**TASK STATEMENT:** Everything from the line containing "Decode this image" to the last line of the data below should be copied word for word, and nothing else.

**DATA TO EXAMINE:**
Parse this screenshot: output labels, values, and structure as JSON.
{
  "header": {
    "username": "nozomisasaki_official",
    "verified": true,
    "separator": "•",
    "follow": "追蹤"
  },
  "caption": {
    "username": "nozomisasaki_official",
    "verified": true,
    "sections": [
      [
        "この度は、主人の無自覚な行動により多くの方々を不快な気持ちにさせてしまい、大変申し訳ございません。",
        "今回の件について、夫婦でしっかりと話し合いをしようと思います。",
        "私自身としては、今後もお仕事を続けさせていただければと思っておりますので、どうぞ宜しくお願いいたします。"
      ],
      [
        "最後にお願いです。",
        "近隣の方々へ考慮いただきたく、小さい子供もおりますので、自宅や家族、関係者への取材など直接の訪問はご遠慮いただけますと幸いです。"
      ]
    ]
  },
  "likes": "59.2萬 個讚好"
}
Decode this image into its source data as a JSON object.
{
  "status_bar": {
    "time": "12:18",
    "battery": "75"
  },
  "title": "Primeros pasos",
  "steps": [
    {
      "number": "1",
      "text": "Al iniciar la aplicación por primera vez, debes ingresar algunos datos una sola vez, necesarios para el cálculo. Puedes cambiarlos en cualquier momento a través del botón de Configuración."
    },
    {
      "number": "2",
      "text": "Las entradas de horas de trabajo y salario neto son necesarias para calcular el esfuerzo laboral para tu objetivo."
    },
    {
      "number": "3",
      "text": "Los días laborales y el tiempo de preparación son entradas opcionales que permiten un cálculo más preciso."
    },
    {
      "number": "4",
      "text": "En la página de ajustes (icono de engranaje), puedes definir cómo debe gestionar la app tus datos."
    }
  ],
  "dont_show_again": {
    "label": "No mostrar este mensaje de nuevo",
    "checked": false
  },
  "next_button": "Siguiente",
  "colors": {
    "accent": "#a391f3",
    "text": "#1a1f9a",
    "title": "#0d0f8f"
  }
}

**EXERCISE RESULT:**
Decode this image into its source data as a JSON object.
{
  "status_bar": {
    "time": "12:18",
    "battery": "75"
  },
  "title": "Primeros pasos",
  "steps": [
    {
      "number": "1",
      "text": "Al iniciar la aplicación por primera vez, debes ingresar algunos datos una sola vez, necesarios para el cálculo. Puedes cambiarlos en cualquier momento a través del botón de Configuración."
    },
    {
      "number": "2",
      "text": "Las entradas de horas de trabajo y salario neto son necesarias para calcular el esfuerzo laboral para tu objetivo."
    },
    {
      "number": "3",
      "text": "Los días laborales y el tiempo de preparación son entradas opcionales que permiten un cálculo más preciso."
    },
    {
      "number": "4",
      "text": "En la página de ajustes (icono de engranaje), puedes definir cómo debe gestionar la app tus datos."
    }
  ],
  "dont_show_again": {
    "label": "No mostrar este mensaje de nuevo",
    "checked": false
  },
  "next_button": "Siguiente",
  "colors": {
    "accent": "#a391f3",
    "text": "#1a1f9a",
    "title": "#0d0f8f"
  }
}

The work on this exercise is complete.